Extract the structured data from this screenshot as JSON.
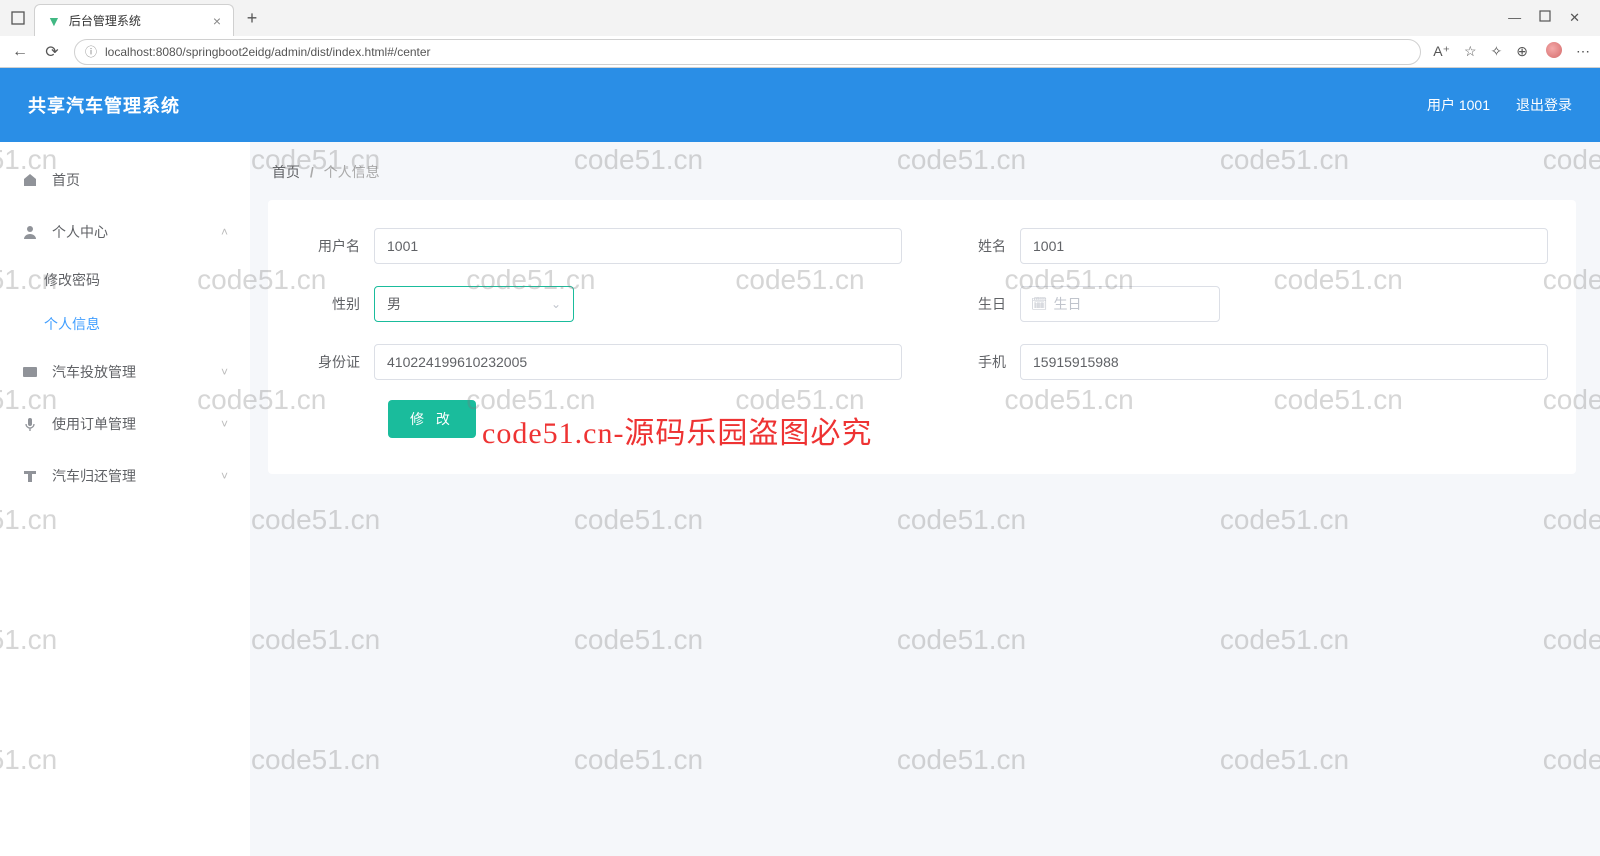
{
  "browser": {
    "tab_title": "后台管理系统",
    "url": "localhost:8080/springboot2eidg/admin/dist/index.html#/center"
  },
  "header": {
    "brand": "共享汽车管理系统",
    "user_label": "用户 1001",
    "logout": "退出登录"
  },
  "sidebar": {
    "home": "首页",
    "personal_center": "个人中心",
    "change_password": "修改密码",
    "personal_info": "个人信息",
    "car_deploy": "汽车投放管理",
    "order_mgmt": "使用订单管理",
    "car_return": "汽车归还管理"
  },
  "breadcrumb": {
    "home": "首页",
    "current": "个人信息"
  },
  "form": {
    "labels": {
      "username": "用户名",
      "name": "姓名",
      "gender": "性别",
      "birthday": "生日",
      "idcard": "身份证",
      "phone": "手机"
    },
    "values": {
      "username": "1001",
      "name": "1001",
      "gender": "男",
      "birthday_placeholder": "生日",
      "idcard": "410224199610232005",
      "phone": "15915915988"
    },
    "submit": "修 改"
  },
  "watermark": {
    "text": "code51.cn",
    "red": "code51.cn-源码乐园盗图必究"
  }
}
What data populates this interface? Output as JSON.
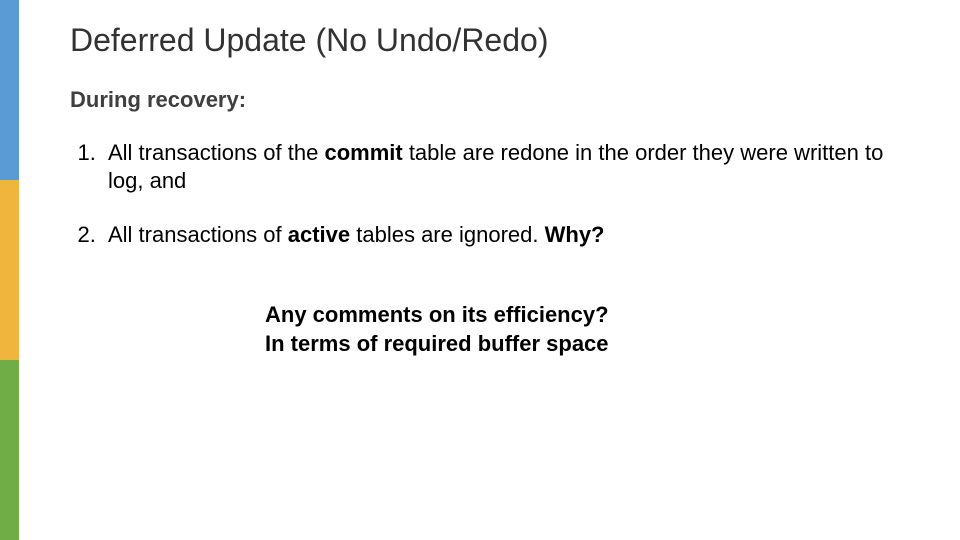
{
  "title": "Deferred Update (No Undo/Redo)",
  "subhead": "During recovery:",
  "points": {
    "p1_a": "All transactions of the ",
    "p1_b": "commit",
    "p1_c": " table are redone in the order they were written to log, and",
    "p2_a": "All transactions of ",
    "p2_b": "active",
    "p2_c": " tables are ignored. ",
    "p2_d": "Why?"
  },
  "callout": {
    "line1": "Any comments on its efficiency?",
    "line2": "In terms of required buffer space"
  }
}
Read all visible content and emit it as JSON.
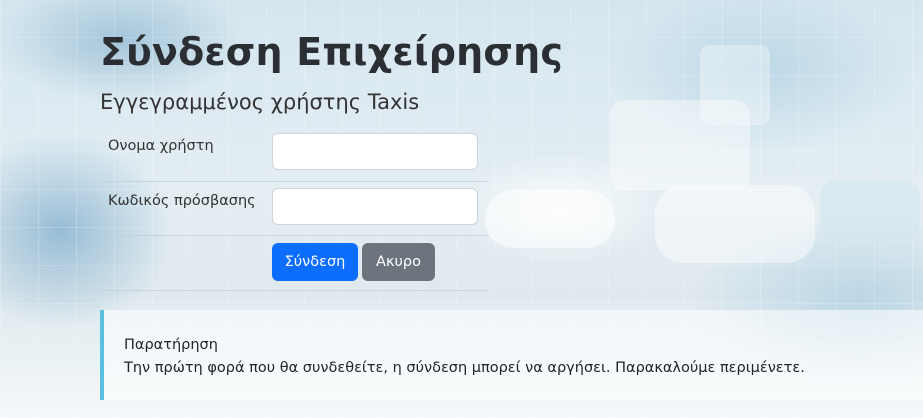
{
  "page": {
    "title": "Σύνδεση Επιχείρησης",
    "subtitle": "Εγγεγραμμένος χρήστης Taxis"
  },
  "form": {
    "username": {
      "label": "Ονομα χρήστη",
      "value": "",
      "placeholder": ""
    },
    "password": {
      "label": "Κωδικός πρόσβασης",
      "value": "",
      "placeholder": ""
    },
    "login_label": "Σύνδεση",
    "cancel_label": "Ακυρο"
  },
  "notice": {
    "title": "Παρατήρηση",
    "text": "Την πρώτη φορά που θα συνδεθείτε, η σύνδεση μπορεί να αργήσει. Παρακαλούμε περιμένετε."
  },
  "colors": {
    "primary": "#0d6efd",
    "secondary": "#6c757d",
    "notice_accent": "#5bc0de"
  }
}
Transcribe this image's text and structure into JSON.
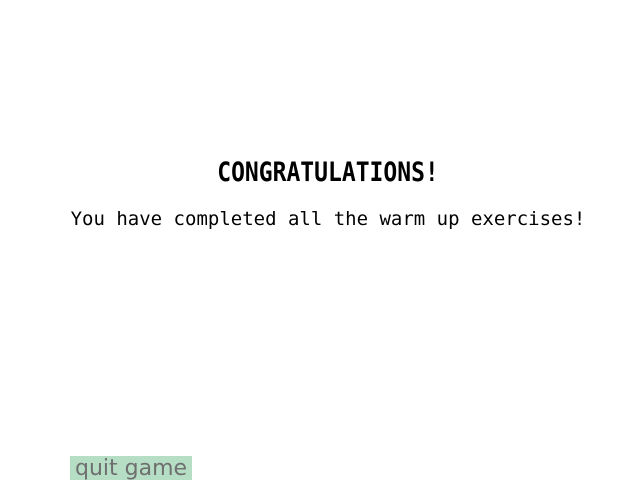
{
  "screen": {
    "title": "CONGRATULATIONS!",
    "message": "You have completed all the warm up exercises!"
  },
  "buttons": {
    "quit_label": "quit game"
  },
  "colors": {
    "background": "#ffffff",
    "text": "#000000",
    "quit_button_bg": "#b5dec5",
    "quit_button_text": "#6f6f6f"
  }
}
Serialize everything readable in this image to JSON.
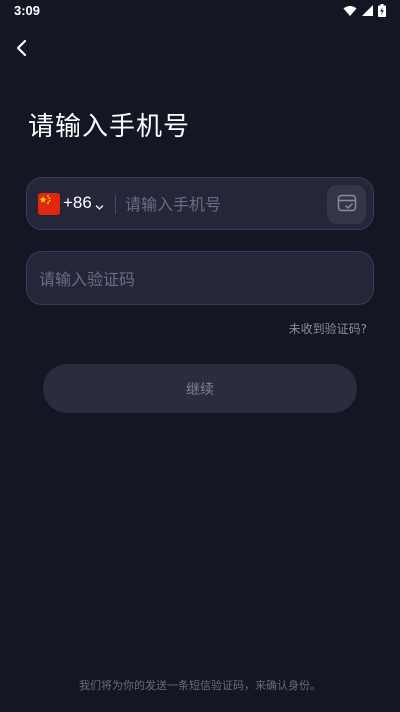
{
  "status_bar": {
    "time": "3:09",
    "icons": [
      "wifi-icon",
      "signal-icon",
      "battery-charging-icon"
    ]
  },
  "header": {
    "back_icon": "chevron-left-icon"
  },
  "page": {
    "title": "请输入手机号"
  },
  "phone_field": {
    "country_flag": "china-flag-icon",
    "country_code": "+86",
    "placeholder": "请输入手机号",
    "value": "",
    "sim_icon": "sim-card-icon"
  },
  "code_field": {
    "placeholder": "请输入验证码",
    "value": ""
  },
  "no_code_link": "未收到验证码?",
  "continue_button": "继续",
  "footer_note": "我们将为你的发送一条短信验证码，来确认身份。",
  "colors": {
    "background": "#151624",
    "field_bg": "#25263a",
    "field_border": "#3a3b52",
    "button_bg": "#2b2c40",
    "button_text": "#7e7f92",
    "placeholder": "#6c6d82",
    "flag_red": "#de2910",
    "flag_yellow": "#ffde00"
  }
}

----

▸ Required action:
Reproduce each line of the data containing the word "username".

▸ Answer space:
      "username": "用户名",
      "username": "1001",
    "username": {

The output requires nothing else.